Friday, April 26, 2013

Coelacanth genes mapped, "Living Fossil" evolved slowly

A coelacanth poses for its portrait in South Africa's Sodwana Bay.
Photograph by Laurent Ballesta, National Geographic

From NationalGeographic

In the deep sea, slow and steady wins the race—and that proverb is reflected in the genes of the coelacanth (Latimeria chalumnae), a new study says.

>>> geolocalization with the Marine GeoGarage <<<
Following the discovery of coelacanths in Jesser Canyon caves off Sodwana Bay, Kwazulu-Natal, in October 2000, the diver and naturalist Laurent Ballesta, accompanied by a team of deep-sea divers, is looking -120 meters below the surface- for 'gombessa' this peaceful 2 m long giant, thought to be extinct for 70 million years and rediscovered alive in 1938.

When the study authors sequenced the ancient fish's genome, they found that its genes have been evolving more slowly than the genes of the other fish or terrestrial vertebrates they looked at, including sharks, chickens, and lungfish.
(Also see "Coelacanths Can Live Past 100, Don't Show Age?")

Coelacanth is considered the greatest zoological discovery of the twentieth century:
- It has characteristics representative of the transtition of fishes to the first early land vertebrates with four legs
- It is, with its lobe-like fins and primitive lung, a living and unexpected relic of the sea some 370 million years ago.

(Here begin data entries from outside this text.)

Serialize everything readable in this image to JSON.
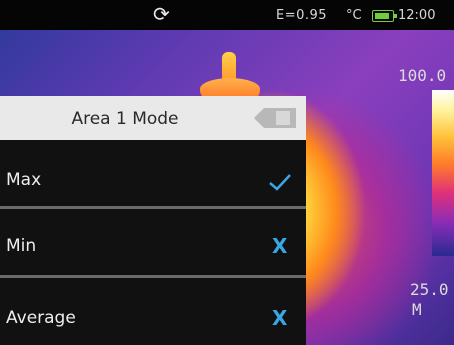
{
  "status_bar": {
    "refresh_icon": "refresh-icon",
    "emissivity": "E=0.95",
    "unit": "°C",
    "battery_icon": "battery-icon",
    "battery_color": "#6fcf3a",
    "time": "12:00"
  },
  "scale": {
    "max": "100.0",
    "min": "25.0",
    "mode": "M"
  },
  "menu": {
    "title": "Area 1 Mode",
    "back_icon": "back-icon",
    "items": [
      {
        "label": "Max",
        "state_icon": "check-icon",
        "selected": true
      },
      {
        "label": "Min",
        "state_icon": "x-icon",
        "state_text": "X",
        "selected": false
      },
      {
        "label": "Average",
        "state_icon": "x-icon",
        "state_text": "X",
        "selected": false
      }
    ]
  },
  "colors": {
    "accent": "#3aa6e6",
    "menu_header_bg": "#e9e9e9",
    "menu_item_bg": "#111111"
  }
}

In the paper, published April 18 in the journal Nature, the researchers speculate that the coelacanth's relatively unchanged deep-sea habitat, and an apparent lack of predation over thousands to millions of years, means this ancient fish didn't need to change much to survive.
(See more pictures of deep-sea creatures.)

"Living Fossil" Fish Revealed

Coelacanths live as deep as 2,300 feet (700 meters) below the sea surface, and can reach 6.5 feet (2 meters) in length.

Often referred to as a "living fossil," the coelacanth looks remarkably similar to its fossil relatives from 300 million years ago.
(See more pictures of this ancient-looking fish.)

 360 million year old fossil found in Australia

Scientists had thought the coelacanth (pronounced SEE-la-kanth) had gone extinct about 65 to 70 million years ago until a researcher stumbled on a freshly caught specimen off the coast of South Africa in 1938.

And since its discovery, about 300 individuals have been recorded in two areas in the world—near the Comoros Islands (map) off the eastern coast of Africa and in the waters near Sulawesi, Indonesia (map).

A second living species of coelacanth, Latimeria menadoensis, was also discovered in 1997 off the coast of Indonesia.
(Related: "New Species: 'Rebel' Coelacanth Stalked Ancient Seas.")

Links :

No comments:

Post a Comment